── DATA FOR REVIEW ──

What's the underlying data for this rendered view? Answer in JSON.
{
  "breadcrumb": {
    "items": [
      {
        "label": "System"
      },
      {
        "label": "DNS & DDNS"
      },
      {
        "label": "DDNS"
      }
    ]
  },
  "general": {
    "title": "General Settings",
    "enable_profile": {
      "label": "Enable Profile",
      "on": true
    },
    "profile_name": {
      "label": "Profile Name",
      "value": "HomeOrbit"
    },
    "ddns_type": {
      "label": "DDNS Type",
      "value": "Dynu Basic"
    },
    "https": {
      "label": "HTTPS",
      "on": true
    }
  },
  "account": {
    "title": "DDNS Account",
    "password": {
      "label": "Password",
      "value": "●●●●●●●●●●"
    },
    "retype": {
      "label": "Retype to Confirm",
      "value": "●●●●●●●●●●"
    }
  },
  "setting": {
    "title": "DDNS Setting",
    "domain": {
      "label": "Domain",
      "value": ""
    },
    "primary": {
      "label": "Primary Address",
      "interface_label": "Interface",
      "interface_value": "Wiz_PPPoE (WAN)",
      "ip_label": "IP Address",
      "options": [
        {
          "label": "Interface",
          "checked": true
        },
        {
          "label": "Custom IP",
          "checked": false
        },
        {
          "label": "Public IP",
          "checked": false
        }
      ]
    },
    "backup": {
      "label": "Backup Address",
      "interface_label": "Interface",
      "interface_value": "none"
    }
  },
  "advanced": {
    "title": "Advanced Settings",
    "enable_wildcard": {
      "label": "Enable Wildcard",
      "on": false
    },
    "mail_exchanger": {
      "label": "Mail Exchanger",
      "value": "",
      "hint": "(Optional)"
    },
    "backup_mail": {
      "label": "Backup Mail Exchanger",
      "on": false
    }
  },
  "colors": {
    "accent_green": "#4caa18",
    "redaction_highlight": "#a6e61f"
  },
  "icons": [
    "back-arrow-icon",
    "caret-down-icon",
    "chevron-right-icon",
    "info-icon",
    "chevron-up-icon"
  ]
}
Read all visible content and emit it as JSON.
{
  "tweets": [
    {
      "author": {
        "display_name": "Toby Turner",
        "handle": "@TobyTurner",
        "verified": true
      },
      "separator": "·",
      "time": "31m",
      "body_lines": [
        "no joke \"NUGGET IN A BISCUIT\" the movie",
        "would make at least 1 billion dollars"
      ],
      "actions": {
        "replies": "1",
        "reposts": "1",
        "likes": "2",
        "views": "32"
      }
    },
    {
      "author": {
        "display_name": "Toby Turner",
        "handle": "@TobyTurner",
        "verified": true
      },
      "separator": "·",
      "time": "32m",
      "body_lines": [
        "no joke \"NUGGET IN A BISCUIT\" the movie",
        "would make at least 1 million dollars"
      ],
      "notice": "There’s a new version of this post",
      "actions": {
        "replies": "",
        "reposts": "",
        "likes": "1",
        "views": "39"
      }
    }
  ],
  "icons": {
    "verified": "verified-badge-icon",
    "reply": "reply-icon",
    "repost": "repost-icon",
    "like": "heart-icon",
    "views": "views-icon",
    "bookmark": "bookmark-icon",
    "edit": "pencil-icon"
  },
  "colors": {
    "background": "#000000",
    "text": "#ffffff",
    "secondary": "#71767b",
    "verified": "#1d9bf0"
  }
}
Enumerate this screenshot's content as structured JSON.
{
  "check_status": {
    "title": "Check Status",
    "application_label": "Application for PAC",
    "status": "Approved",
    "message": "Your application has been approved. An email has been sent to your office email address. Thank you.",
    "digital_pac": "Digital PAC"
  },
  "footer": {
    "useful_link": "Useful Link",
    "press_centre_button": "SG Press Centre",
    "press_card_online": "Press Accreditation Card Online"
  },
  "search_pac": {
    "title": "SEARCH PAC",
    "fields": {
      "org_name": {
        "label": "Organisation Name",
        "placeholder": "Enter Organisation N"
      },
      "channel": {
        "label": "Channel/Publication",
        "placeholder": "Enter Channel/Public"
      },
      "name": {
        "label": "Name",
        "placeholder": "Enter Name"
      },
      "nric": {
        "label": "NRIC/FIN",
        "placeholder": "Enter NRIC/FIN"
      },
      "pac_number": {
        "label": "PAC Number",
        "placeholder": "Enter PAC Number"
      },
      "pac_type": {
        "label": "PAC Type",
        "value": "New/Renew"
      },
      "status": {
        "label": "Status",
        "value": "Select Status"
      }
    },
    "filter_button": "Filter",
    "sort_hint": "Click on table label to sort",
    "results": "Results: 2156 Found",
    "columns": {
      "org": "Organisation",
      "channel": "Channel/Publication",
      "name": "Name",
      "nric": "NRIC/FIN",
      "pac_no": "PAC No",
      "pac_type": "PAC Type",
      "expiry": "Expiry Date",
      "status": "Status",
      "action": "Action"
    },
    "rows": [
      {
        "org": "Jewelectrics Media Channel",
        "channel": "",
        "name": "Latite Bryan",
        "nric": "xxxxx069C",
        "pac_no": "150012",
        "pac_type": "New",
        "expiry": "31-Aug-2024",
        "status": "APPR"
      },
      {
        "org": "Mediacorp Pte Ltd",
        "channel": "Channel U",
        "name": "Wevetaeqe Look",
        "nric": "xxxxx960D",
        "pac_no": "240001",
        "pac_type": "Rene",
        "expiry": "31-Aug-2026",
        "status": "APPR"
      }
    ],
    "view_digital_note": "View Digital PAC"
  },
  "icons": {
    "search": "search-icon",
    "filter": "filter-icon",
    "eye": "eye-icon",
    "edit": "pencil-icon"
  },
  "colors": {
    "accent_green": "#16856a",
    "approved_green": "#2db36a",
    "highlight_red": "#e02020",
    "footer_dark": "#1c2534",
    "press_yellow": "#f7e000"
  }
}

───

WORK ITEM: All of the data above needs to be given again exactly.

ANSWER BOX:
What's the underlying data for this rendered view? Answer in JSON.
{
  "breadcrumb": {
    "items": [
      {
        "label": "System"
      },
      {
        "label": "DNS & DDNS"
      },
      {
        "label": "DDNS"
      }
    ]
  },
  "general": {
    "title": "General Settings",
    "enable_profile": {
      "label": "Enable Profile",
      "on": true
    },
    "profile_name": {
      "label": "Profile Name",
      "value": "HomeOrbit"
    },
    "ddns_type": {
      "label": "DDNS Type",
      "value": "Dynu Basic"
    },
    "https": {
      "label": "HTTPS",
      "on": true
    }
  },
  "account": {
    "title": "DDNS Account",
    "password": {
      "label": "Password",
      "value": "●●●●●●●●●●"
    },
    "retype": {
      "label": "Retype to Confirm",
      "value": "●●●●●●●●●●"
    }
  },
  "setting": {
    "title": "DDNS Setting",
    "domain": {
      "label": "Domain",
      "value": ""
    },
    "primary": {
      "label": "Primary Address",
      "interface_label": "Interface",
      "interface_value": "Wiz_PPPoE (WAN)",
      "ip_label": "IP Address",
      "options": [
        {
          "label": "Interface",
          "checked": true
        },
        {
          "label": "Custom IP",
          "checked": false
        },
        {
          "label": "Public IP",
          "checked": false
        }
      ]
    },
    "backup": {
      "label": "Backup Address",
      "interface_label": "Interface",
      "interface_value": "none"
    }
  },
  "advanced": {
    "title": "Advanced Settings",
    "enable_wildcard": {
      "label": "Enable Wildcard",
      "on": false
    },
    "mail_exchanger": {
      "label": "Mail Exchanger",
      "value": "",
      "hint": "(Optional)"
    },
    "backup_mail": {
      "label": "Backup Mail Exchanger",
      "on": false
    }
  },
  "colors": {
    "accent_green": "#4caa18",
    "redaction_highlight": "#a6e61f"
  },
  "icons": [
    "back-arrow-icon",
    "caret-down-icon",
    "chevron-right-icon",
    "info-icon",
    "chevron-up-icon"
  ]
}
Read all visible content and emit it as JSON.
{
  "tweets": [
    {
      "author": {
        "display_name": "Toby Turner",
        "handle": "@TobyTurner",
        "verified": true
      },
      "separator": "·",
      "time": "31m",
      "body_lines": [
        "no joke \"NUGGET IN A BISCUIT\" the movie",
        "would make at least 1 billion dollars"
      ],
      "actions": {
        "replies": "1",
        "reposts": "1",
        "likes": "2",
        "views": "32"
      }
    },
    {
      "author": {
        "display_name": "Toby Turner",
        "handle": "@TobyTurner",
        "verified": true
      },
      "separator": "·",
      "time": "32m",
      "body_lines": [
        "no joke \"NUGGET IN A BISCUIT\" the movie",
        "would make at least 1 million dollars"
      ],
      "notice": "There’s a new version of this post",
      "actions": {
        "replies": "",
        "reposts": "",
        "likes": "1",
        "views": "39"
      }
    }
  ],
  "icons": {
    "verified": "verified-badge-icon",
    "reply": "reply-icon",
    "repost": "repost-icon",
    "like": "heart-icon",
    "views": "views-icon",
    "bookmark": "bookmark-icon",
    "edit": "pencil-icon"
  },
  "colors": {
    "background": "#000000",
    "text": "#ffffff",
    "secondary": "#71767b",
    "verified": "#1d9bf0"
  }
}
Enumerate this screenshot's content as structured JSON.
{
  "check_status": {
    "title": "Check Status",
    "application_label": "Application for PAC",
    "status": "Approved",
    "message": "Your application has been approved. An email has been sent to your office email address. Thank you.",
    "digital_pac": "Digital PAC"
  },
  "footer": {
    "useful_link": "Useful Link",
    "press_centre_button": "SG Press Centre",
    "press_card_online": "Press Accreditation Card Online"
  },
  "search_pac": {
    "title": "SEARCH PAC",
    "fields": {
      "org_name": {
        "label": "Organisation Name",
        "placeholder": "Enter Organisation N"
      },
      "channel": {
        "label": "Channel/Publication",
        "placeholder": "Enter Channel/Public"
      },
      "name": {
        "label": "Name",
        "placeholder": "Enter Name"
      },
      "nric": {
        "label": "NRIC/FIN",
        "placeholder": "Enter NRIC/FIN"
      },
      "pac_number": {
        "label": "PAC Number",
        "placeholder": "Enter PAC Number"
      },
      "pac_type": {
        "label": "PAC Type",
        "value": "New/Renew"
      },
      "status": {
        "label": "Status",
        "value": "Select Status"
      }
    },
    "filter_button": "Filter",
    "sort_hint": "Click on table label to sort",
    "results": "Results: 2156 Found",
    "columns": {
      "org": "Organisation",
      "channel": "Channel/Publication",
      "name": "Name",
      "nric": "NRIC/FIN",
      "pac_no": "PAC No",
      "pac_type": "PAC Type",
      "expiry": "Expiry Date",
      "status": "Status",
      "action": "Action"
    },
    "rows": [
      {
        "org": "Jewelectrics Media Channel",
        "channel": "",
        "name": "Latite Bryan",
        "nric": "xxxxx069C",
        "pac_no": "150012",
        "pac_type": "New",
        "expiry": "31-Aug-2024",
        "status": "APPR"
      },
      {
        "org": "Mediacorp Pte Ltd",
        "channel": "Channel U",
        "name": "Wevetaeqe Look",
        "nric": "xxxxx960D",
        "pac_no": "240001",
        "pac_type": "Rene",
        "expiry": "31-Aug-2026",
        "status": "APPR"
      }
    ],
    "view_digital_note": "View Digital PAC"
  },
  "icons": {
    "search": "search-icon",
    "filter": "filter-icon",
    "eye": "eye-icon",
    "edit": "pencil-icon"
  },
  "colors": {
    "accent_green": "#16856a",
    "approved_green": "#2db36a",
    "highlight_red": "#e02020",
    "footer_dark": "#1c2534",
    "press_yellow": "#f7e000"
  }
}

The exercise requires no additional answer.